Type the listing below out again exactly. No images.
────────
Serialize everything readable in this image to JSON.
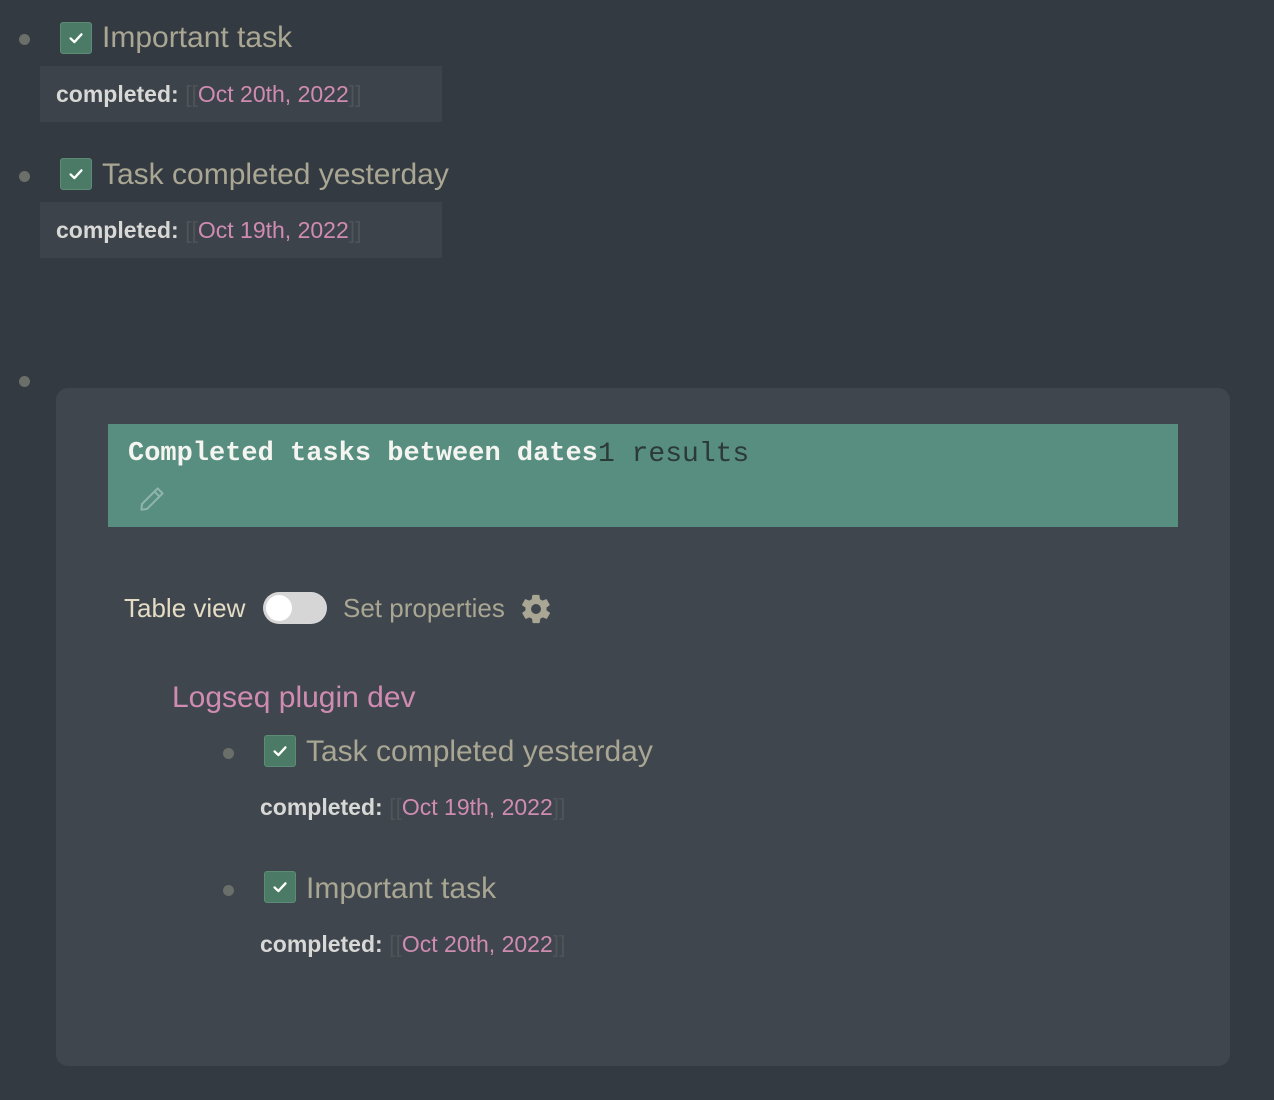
{
  "blocks": [
    {
      "title": "Important task",
      "property_key": "completed:",
      "property_value": "Oct 20th, 2022"
    },
    {
      "title": "Task completed yesterday",
      "property_key": "completed:",
      "property_value": "Oct 19th, 2022"
    }
  ],
  "query": {
    "title": "Completed tasks between dates",
    "count": "1 results",
    "edit_icon": "pencil-icon",
    "toolbar": {
      "table_view_label": "Table view",
      "table_view_enabled": false,
      "set_properties_label": "Set properties",
      "settings_icon": "gear-icon"
    },
    "results": [
      {
        "page": "Logseq plugin dev",
        "tasks": [
          {
            "title": "Task completed yesterday",
            "property_key": "completed:",
            "property_value": "Oct 19th, 2022"
          },
          {
            "title": "Important task",
            "property_key": "completed:",
            "property_value": "Oct 20th, 2022"
          }
        ]
      }
    ]
  },
  "brackets": {
    "open": "[[",
    "close": "]]"
  },
  "colors": {
    "background": "#343a41",
    "card": "#3f464d",
    "query_header": "#578e80",
    "checkbox": "#4b7a66",
    "link": "#d08cb0",
    "task_text": "#a9a793"
  }
}
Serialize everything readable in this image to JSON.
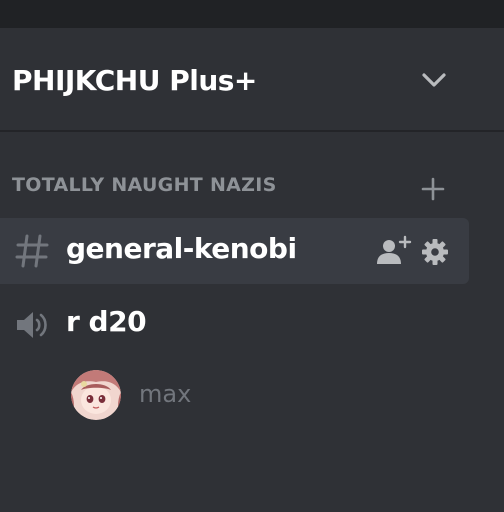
{
  "server": {
    "name": "PHIJKCHU Plus+",
    "menu_icon": "chevron-down-icon"
  },
  "category": {
    "name": "TOTALLY NAUGHT NAZIS",
    "add_icon": "plus-icon"
  },
  "text_channel": {
    "name": "general-kenobi",
    "type_icon": "hash-icon",
    "actions": [
      "invite-icon",
      "gear-icon"
    ],
    "selected": true
  },
  "voice_channel": {
    "name": "r d20",
    "type_icon": "speaker-icon",
    "members": [
      {
        "name": "max",
        "avatar": "avatar"
      }
    ]
  },
  "colors": {
    "sidebar_bg": "#2f3136",
    "titlebar_bg": "#202225",
    "selected_bg": "#393c43",
    "text_primary": "#ffffff",
    "text_muted": "#8e9297",
    "text_member": "#72767d"
  }
}
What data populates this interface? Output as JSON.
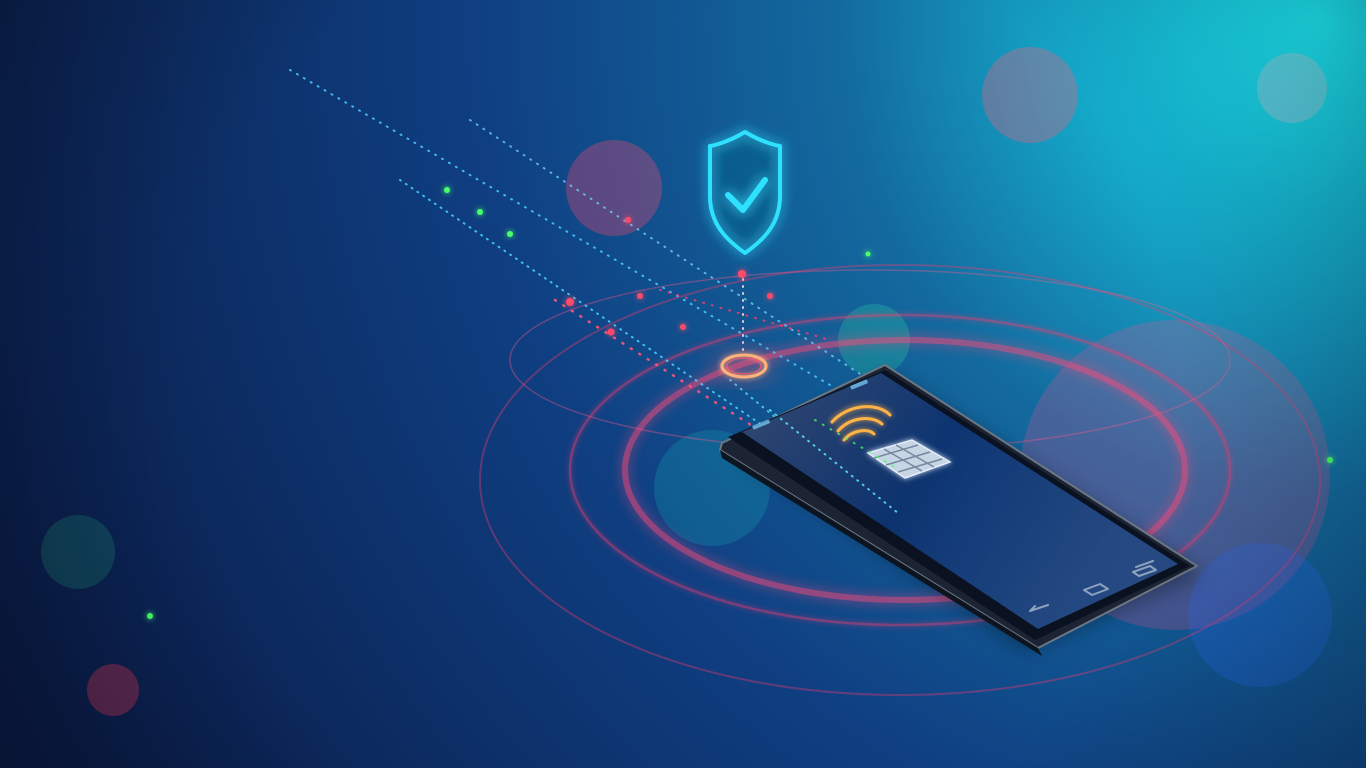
{
  "scene": {
    "subject": "smartphone-with-nfc-chip",
    "icons": [
      "shield-check-icon",
      "nfc-wave-icon",
      "chip-icon",
      "back-icon",
      "home-icon",
      "recents-icon"
    ]
  },
  "colors": {
    "background_deep": "#0a1a40",
    "background_mid": "#123a78",
    "accent_cyan": "#22e0ff",
    "accent_red": "#ff3a5e",
    "accent_orange": "#ffb347",
    "accent_green": "#49ff6a",
    "phone_body": "#111827",
    "phone_screen": "#0c2a62"
  }
}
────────
■ **Response below**:
Serialize everything readable in this image to JSON.
{
  "blocks": [
    {
      "title": "Important task",
      "property_key": "completed:",
      "property_value": "Oct 20th, 2022"
    },
    {
      "title": "Task completed yesterday",
      "property_key": "completed:",
      "property_value": "Oct 19th, 2022"
    }
  ],
  "query": {
    "title": "Completed tasks between dates",
    "count": "1 results",
    "edit_icon": "pencil-icon",
    "toolbar": {
      "table_view_label": "Table view",
      "table_view_enabled": false,
      "set_properties_label": "Set properties",
      "settings_icon": "gear-icon"
    },
    "results": [
      {
        "page": "Logseq plugin dev",
        "tasks": [
          {
            "title": "Task completed yesterday",
            "property_key": "completed:",
            "property_value": "Oct 19th, 2022"
          },
          {
            "title": "Important task",
            "property_key": "completed:",
            "property_value": "Oct 20th, 2022"
          }
        ]
      }
    ]
  },
  "brackets": {
    "open": "[[",
    "close": "]]"
  },
  "colors": {
    "background": "#343a41",
    "card": "#3f464d",
    "query_header": "#578e80",
    "checkbox": "#4b7a66",
    "link": "#d08cb0",
    "task_text": "#a9a793"
  }
}
Serialize everything readable in this image to JSON.
{
  "server": {
    "name": "PHIJKCHU Plus+",
    "menu_icon": "chevron-down-icon"
  },
  "category": {
    "name": "TOTALLY NAUGHT NAZIS",
    "add_icon": "plus-icon"
  },
  "text_channel": {
    "name": "general-kenobi",
    "type_icon": "hash-icon",
    "actions": [
      "invite-icon",
      "gear-icon"
    ],
    "selected": true
  },
  "voice_channel": {
    "name": "r d20",
    "type_icon": "speaker-icon",
    "members": [
      {
        "name": "max",
        "avatar": "avatar"
      }
    ]
  },
  "colors": {
    "sidebar_bg": "#2f3136",
    "titlebar_bg": "#202225",
    "selected_bg": "#393c43",
    "text_primary": "#ffffff",
    "text_muted": "#8e9297",
    "text_member": "#72767d"
  }
}
What data populates this interface? Output as JSON.
{
  "scene": {
    "subject": "smartphone-with-nfc-chip",
    "icons": [
      "shield-check-icon",
      "nfc-wave-icon",
      "chip-icon",
      "back-icon",
      "home-icon",
      "recents-icon"
    ]
  },
  "colors": {
    "background_deep": "#0a1a40",
    "background_mid": "#123a78",
    "accent_cyan": "#22e0ff",
    "accent_red": "#ff3a5e",
    "accent_orange": "#ffb347",
    "accent_green": "#49ff6a",
    "phone_body": "#111827",
    "phone_screen": "#0c2a62"
  }
}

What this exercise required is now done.